Keeping it simple
Branding can get pretty complex once you get into the minutia. All too often businesses start with the detail rather than the bigger picture, for instance analysing and sweating over audience response rates and click-throughs without considering what your business stands for, how well your audiences understand that and how well you communicate it. It's like wondering if you have all the right blades on your Swiss army knife when you're half way up the Eiger. And the question you should be asking yourself is why am I half way up the Eiger!
If I've learned one thing over the last 25+ years in branding, it is to keep things very very simple and the principle below is the start of that. Without all three elements and one in particular, you will never have a brand.
I've also learned what it is that the great brands we love and admire do better than also-rans and this might surprise you. Of course they have a great product to start with and they have a wonderfully simple big idea that they and their audience care about, that sits at the centre of their business, but by far the most important thing is that they act on their idea. Their brand idea does not sit on a shelf in a strategy document, they eat, sleep and breathe their idea and take action to share it. Generally, the focus in a branding project is the insight and the quality of the brand idea itself and I don't want to give you the impression this isn't important, it is, but if the brand idea is going to remain in the hands of a few smart people in the marketing department and only see the light of day in the odd brand ad, it is a complete waste of time.
Action is the most important part of the matrix if you want to develop a really successful brand. Thousands of businesses have a great product and a good idea but they lack conviction in their idea, or they don't have the know-how to turn it into compelling actions audiences can all see and engage with.
My job is to help you analyse and build the strength of your triumvirate (product+Idea+action) and help you become a real brand. To remove some of the over-intellectual barriers and make the process simpler and more fruitful.
The work always divides into 3 stages, though depending on the nature of the project and where you are in your brand lifecycle they will vary in length and complexity. Every project is unique, so the precise content of each stage will alter. It will be designed around you, your team, your business and the context of the project.

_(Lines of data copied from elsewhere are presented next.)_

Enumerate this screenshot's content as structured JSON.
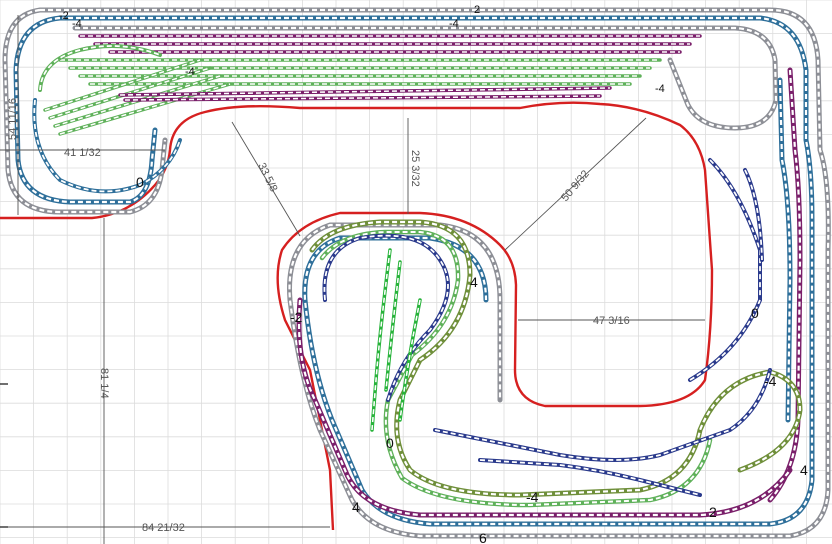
{
  "colors": {
    "grid": "#dcdcdc",
    "wall": "#d62020",
    "track_gray": "#8d8f96",
    "track_blue": "#2e6f9a",
    "track_navy": "#2a3a8c",
    "track_purple": "#7a1f6a",
    "track_green": "#5fb15a",
    "track_olive": "#6f8f3a",
    "track_bright_green": "#27b33a",
    "dimension": "#555555"
  },
  "dimensions": {
    "top_left_height": "54 11/16",
    "top_left_width": "41 1/32",
    "peninsula_diagonal": "33 5/8",
    "aisle_width": "25 3/32",
    "diagonal_right": "50 9/32",
    "right_aisle": "47 3/16",
    "left_height": "81 1/4",
    "bottom_width": "84 21/32"
  },
  "elevations": {
    "top_left_a": "-2",
    "top_left_b": "-4",
    "top_mid_a": "-4",
    "top_mid_b": "2",
    "yard_left": "-4",
    "yard_right": "-4",
    "left_loop": "0",
    "peninsula_left": "-2",
    "peninsula_top": "4",
    "peninsula_center": "0",
    "bottom_left": "4",
    "bottom_mid": "-4",
    "bottom_low": "6",
    "bottom_right": "2",
    "right_upper": "0",
    "right_mid": "-4",
    "right_lower": "4"
  }
}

Here's an overview:
The first stage is always about understanding the problem, the task and the context. It might be conducted in a single team workshop or it might take 3 months of detailed work to cover all influencing factors. The time to complete the work and the complexity of it is dependent on the information available. If very little audience information has been collected and competitor positioning comparisons have not been completed then this needs doing but don't worry it needn't be too onerous.
The contextual elements that need to be researched and insights reached:
Capability - What can you achieve that none of your competitors can?
Character - What is the distinct nature of your product/brand now?
Competitors - Who are you competing against and how are they positioned?
Consumers - Who are you selling to when and how and why?
Conventions - What are the product, brand and marketing conventions of your sector?
Current - What is the situation right now in terms of performance?
Course - Where is your sector going? What are the trends telling us?
The aim at the completion of this phase is to establish a number of key insights that frame the task. It usually comprises of 10-15 big insights that focus attention. Subsequent actions should be agreed at the end of this stage. It might be that the work you thought you needed to do is no longer appropriate or you may have been right.
Knowing what we know, the task is now to anchor and clearly articulate the brand idea in such a way that it can be easily understood, translated and communicated. It might be that we are creating a completely new brand framework or it might be that we are tinkering with the existing dynamics. Typically this means looking at a Why, How, What chart or writing vision and mission statements. Despite what other 'branders' might tell you, it doesn't matter what framework you use to articulate the idea as long as it is clear and will be understood by the internal audience and other agencies. It is also at this point that the communication strategy for the brand should be made clear - how the brand will be used in communications. Designing the brand should also take place at this stage. I mean designing in the broadest sense, it may well include actual identity design but it might not. It might include all communication design work and/or tone of voice work and behaviour models - How should the brand behave on social media streams? What role should it take with its audiences?
The culmination of this stage of work is a clearly articulated and designed brand, with clear behaviours and an outline communication strategy.
Only one icon for this stage of work because this is when we turn all the thinking, strategy and design into real action. You can have bucket loads of strategic analysis, smart brand articulations and lovely creative work but if you don't turn your brand idea into actions your audiences can engage with, it will all be a waste of time and money. This is what separates the great brands from the also rans. Action not thinking. It's their conviction and determination to pursue their idea, not sell products.
It is very easy, with all the commercial pressures an organisation comes under, to forget the brand or assume that the strategic work completed is itself the work but it isn't. Continual activation and exploration of the idea is neccessary for audiences to buy it emotionally and commercially.